It is not helpful for the world to believe that it is running out of oil. We are evidently not. If demand returned to historic levels the supply-demand proportion would be back to more normal levels by 2008.
He further acknowledged that if demand continued to grow at the same exceptional level as it had in 2004, the world would run out of spare capacity, but he added:
I think that would be a bit of a stretch in my view, since oil is not immune from the general vagaries of the world economic situation. In the medium term BP expects the oil price to stay above $30 a barrel underpinned by OPEC discipline and their needs for revenue.
Sir John Browne was later interviewed on CBS's "60 Minutes" show that month and reiterated the above statement. He further elaborated that he based his estimate, that crude oil would stay above $30 a barrel, on the fact that BP was drilling for crude oil in the deep waters of the Gulf of Mexico and had calculated that they could bring oil up from those depths at that price.
Will crudomania be continuing into 2009 now that we have been given warning that consumers will cut back on their usage of fuel when prices get out of line?
A current Gallup poll indicated that over 50% of the U.S. public has permanently changed their driving habits even though the price of gasoline was less in the 2008 period when compared to like period in 2007.
The long term answer, under normal market conditions, would have to be that we will not see crude oil at anywhere near the lofty prices obtained in 2008.

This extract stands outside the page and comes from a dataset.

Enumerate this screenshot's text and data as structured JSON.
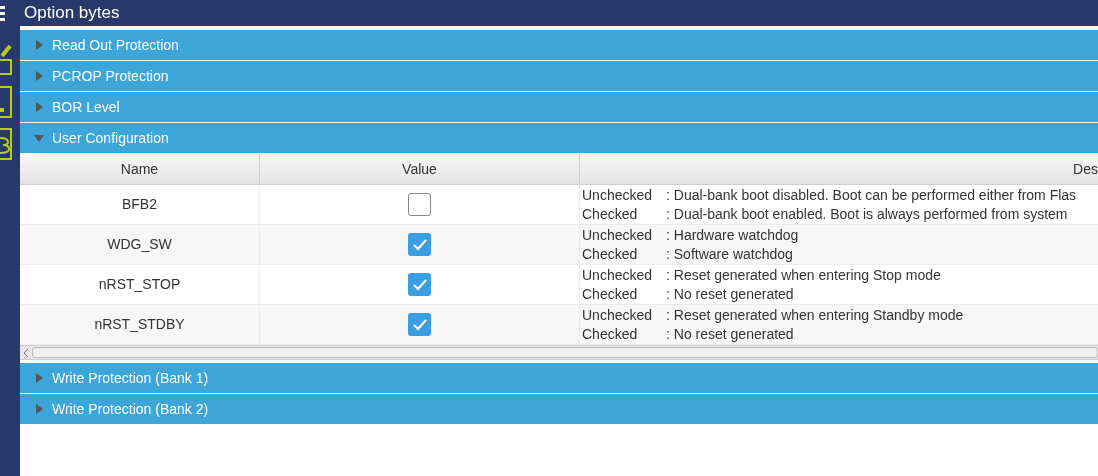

Disclosure: I hold no positions in any of companies or commodities mentioned in my article.